If homelessness had arisen from an act or omission by a member of the applicant's household, for example the household is homeless due to a landlord evicting the household because of rent arrears, then the local authority may enquire as to whether the homelessness is intentional, and if the applicant had acquiesced in it.

Applications made before 3 April 2018

The current Homelessness Code of Guidance was introduced on 3 April 2018 and the references here are to this Code. For applications made before this date, the recommendations of the 2006 Code of Guidance should apply.
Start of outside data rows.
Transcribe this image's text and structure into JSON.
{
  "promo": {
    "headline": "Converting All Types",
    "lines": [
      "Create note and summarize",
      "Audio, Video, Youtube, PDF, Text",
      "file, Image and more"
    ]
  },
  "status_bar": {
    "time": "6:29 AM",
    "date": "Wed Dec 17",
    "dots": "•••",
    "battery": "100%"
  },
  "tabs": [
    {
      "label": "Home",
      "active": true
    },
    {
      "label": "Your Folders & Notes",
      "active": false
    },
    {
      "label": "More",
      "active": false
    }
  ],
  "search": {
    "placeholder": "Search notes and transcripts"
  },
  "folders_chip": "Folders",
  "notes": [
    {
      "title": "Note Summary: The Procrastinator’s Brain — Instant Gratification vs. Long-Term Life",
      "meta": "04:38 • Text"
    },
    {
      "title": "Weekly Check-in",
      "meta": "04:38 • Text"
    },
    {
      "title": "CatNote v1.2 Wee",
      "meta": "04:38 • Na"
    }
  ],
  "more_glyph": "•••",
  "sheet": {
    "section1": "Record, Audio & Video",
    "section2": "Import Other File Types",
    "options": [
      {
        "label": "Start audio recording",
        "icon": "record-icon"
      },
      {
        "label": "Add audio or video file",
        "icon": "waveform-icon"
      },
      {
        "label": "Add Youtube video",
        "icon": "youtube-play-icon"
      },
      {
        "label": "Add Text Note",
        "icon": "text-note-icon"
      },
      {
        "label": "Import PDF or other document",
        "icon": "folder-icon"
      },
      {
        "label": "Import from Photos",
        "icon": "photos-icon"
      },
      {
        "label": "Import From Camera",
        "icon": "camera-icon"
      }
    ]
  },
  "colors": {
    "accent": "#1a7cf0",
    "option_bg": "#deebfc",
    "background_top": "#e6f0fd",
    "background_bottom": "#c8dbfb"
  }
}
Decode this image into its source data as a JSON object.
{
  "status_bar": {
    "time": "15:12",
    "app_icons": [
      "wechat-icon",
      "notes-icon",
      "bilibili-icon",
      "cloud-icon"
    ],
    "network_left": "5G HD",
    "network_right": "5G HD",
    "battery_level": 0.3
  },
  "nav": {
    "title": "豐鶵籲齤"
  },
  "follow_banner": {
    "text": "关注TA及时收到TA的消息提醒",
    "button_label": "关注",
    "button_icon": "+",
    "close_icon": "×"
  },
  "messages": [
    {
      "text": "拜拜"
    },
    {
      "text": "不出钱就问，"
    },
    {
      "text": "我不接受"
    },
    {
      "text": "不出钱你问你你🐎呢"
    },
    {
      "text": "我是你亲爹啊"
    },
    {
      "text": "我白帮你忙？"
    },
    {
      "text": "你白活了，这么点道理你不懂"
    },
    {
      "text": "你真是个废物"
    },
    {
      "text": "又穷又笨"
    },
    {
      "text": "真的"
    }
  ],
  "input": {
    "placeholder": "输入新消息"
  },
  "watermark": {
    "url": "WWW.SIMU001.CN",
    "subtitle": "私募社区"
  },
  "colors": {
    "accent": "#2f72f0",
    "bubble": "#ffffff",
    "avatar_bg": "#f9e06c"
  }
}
Last updated: 17 March 2021

Footnotes

  • [1]

    art. 3 Homelessness (Priority Need for Accommodation) (England) Order 2002 SI 2002/2051.

  • [2]

    R (on the application of G) v Southwark LBC [2009] UKHL 26; para 1.2 Provision of accommodation for 16 and 17 year old young people who may be homeless and/or require accommodation, MHCLG/DfE, April 2018.

  • [3]

    s.23A Children Act 1989, as inserted by s.2(4) of Children (Leaving Care) Act 2000; paras 8.20 and 8.21 Homelessness Code of Guidance, MHCLG, Feb 2018.

  • [4]

    reg 3 Care Leavers (England) Regulations 2010; paras 8.20 and 8.21 Homelessness Code of Guidance, MHCLG, Feb 2018.

  • [5]

    s.24 Children Act 1989.

  • [6]

    s.23B(8) Children Act 1989 as amended by s.2 Children (Leaving Care) Act 2000.

  • [7]

    s.20(1) and (3) Children Act 1989; R (on the application of G) v Southwark LBC [2009] UKHL 26.

  • [8]

    s.17(10) Children Act 1989.

  • [9]

    R (on the application of G) v Southwark LBC [2009] UKHL 26.

  • [10]

    paras 3.14 - 3.30, and Annex: Factors to be considered by children's services when assessing 16-17 years olds who may be children in need,  Provision of accommodation for 16 and 17 year old young people who may be homeless and/or require accommodation, MHCLG/DfE, April 2018; Working Together to Safeguard Children, DfE, 2015.

  • [11]

    R (on the application of M) v Hammersmith and Fulham LBC [2008] UKHL 14; R (on the application of TG) v Lambeth LBC and Shelter (Intervener) [2011] EWCA Civ 526.

  • [12]

    R (on the application of M) v Hammersmith and Fulham LBC [2008] UKHL 14.

  • [13]

    para 3.4 Provision of accommodation for 16 and 17 year old young people who may be homeless and/or require accommodation, MHCLG/DfE, April 2018.

  • [14]

    s.188(1) Housing Act 1996; R (on the application of M) v Hammersmith and Fulham LBC [2008] UKHL 14; para 4.2 Provision of accommodation for 16 and 17 year old young people who may be homeless and/or require accommodation, MHCLG/DfE, April 2018.

  • [15]

    para 4.4 Provision of accommodation for 16 and 17 year old young people who may be homeless and/or require accommodation, MHCLG/DfE, April 2018.

  • [16]

    s.184(3) Housing Act 1996.

  • [17]

    paras 6.6 to 6.11 Provision of accommodation for 16 and 17 year old young people who may be homeless and/or require accommodation, MHCLG/DfE, April 2018; see also R (on the application of TG) v Lambeth LBC and Shelter (Intervener) [2011] EWCA Civ 526 (obiter); para 8.23 Homelessness Code of Guidance, MHCLG, Feb 2018.

  • [18]

    Robinson v Hammersmith and Fulham LBC [2006] EWCA Civ 1122, Admin.

  • [19]

    para 2.3 Provision of accommodation for 16 and 17 year old young people who may be homeless and/or require accommodation, MHCLG/DfE, April 2018.

  • [20]

    para 6.15 Homelessness Code of Guidance, MHCLG, Feb 2018; see also paras 8.40 and 21.32 Homelessness Code of Guidance, MHCLG, Feb 2018.

  • [21]

    paras 9.28 and 9.29 Homelessness Code of Guidance, MHCLG, Feb 2018.

  • [22]

    para 9.28 Homelessness Code of Guidance, MHCLG, Feb 2018.

  • [23]

    s.176 Housing Act 1996; R (Ogbeni) v Tower Hamlets LBC [2008] EWHC All ER (D) 67 (Aug), Legal Action, October 2008.